I have an equation written on the whiteboard at our offices: 15 minutes watching a real user with your product in their environment = 10 hours talking/planning at the office. This equation saved my company.
Do you have a great idea for a new product or service? The beauty of the idea phase is that it is perfect (because there is no one yet to criticize) and cheap (because it is not yet built). To avoid wasting loads of time and cash in the next phase, here are a few tips for lean testing your great ideas:
- Test first, build later. While it is enticing to design and construct your new product, do not build. Test concepts and prototypes (or MVPs minimal viable products) with real customers. While this may feel like more time and effort up front, in the long-term you will avoid many missteps.
- You don’t get a vote. And your team, friends, family and start-up buddies likely don’t get votes either. The only people who’s opinions matter are those target customers that have a real need for your product, and…
- Make sure there is a value exchange – meaning you get paid. Generally people want to be kind and encouraging. To avoid the deception of “false” positive feedback on your idea, make sure there is a value exchange. If you have a valuable product/service, customers will pay you with money or time (preferably money).
- Simple sell. Whether you are selling a new app or a million dollar security software system, buyers have to “get” the benefit of your product in 30 seconds or less. This is a very long and tough process, but critical for future success.
- Use the Cross-10 method. Described by entrepreneur Pablo Fuentes in his article above, this method send out 10 salespeople to interview 10 different potential buyers. This gets you to deep qualitative insights without the danger of being wrong-pathed by an outlier interviewer or respondent.
- Start small. Nothing is ever as easy as it seems, especially with new products.
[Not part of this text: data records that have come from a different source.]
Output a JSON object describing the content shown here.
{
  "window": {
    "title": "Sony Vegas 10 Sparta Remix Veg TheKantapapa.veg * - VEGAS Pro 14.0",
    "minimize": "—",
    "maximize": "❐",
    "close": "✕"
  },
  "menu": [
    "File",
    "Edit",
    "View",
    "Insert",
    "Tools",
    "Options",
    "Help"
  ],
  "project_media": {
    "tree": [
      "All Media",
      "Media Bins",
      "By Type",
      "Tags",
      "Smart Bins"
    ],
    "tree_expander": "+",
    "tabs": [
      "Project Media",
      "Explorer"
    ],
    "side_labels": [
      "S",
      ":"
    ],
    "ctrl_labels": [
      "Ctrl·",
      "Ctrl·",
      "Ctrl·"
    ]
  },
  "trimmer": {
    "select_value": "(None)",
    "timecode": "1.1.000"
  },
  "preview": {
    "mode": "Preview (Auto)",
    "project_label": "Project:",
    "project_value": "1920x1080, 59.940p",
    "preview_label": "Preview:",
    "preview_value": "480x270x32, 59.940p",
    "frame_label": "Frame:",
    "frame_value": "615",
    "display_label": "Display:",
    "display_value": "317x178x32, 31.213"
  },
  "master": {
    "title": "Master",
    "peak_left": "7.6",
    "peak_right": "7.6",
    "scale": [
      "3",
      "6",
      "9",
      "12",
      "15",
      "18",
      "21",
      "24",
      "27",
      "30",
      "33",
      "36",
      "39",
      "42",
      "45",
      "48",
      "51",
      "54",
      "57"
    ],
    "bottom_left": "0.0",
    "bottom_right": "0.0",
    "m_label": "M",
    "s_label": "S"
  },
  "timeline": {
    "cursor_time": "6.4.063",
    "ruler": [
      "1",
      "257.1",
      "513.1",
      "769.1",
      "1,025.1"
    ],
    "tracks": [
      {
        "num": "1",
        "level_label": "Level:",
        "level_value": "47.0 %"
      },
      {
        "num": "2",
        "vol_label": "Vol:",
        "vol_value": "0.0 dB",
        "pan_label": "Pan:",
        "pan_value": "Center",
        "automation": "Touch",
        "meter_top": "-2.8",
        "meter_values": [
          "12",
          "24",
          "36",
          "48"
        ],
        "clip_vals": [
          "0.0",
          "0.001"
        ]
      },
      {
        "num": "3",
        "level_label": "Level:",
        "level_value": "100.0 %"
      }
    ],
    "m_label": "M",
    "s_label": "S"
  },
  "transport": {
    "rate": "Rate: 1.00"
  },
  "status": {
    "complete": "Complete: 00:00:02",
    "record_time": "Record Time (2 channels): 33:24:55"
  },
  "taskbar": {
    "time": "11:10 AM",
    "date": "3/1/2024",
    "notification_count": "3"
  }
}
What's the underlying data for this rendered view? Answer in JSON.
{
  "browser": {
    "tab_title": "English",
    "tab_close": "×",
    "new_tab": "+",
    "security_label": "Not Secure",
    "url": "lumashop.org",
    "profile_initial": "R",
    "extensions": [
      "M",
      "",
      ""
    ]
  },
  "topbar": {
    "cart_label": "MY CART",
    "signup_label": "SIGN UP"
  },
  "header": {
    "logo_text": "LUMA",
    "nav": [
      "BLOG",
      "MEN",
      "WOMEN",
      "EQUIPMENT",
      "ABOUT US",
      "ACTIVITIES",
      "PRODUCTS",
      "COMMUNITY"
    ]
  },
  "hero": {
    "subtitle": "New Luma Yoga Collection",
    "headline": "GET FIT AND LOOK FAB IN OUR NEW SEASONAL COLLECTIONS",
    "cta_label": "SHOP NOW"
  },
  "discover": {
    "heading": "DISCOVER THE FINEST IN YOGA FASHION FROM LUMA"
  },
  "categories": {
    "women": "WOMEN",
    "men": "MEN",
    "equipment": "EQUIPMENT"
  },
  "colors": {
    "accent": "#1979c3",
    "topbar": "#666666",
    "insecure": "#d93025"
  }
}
Get to the core function that will solve a problem and then extend from there.
- Focus on the few customer advocates, not the many passive trials. Customer advocates are those that love your product and want to see you succeed. They will be the ones to suffer through your awful first versions, and then act as your unpaid sales force, well before you have the money to hire one. Thousands of passive likes, clicks or trials may help prove your marketing is interesting, but they say nothing about the long-term viability of your new product.
How do you test new product ideas? Share in the Comments section below.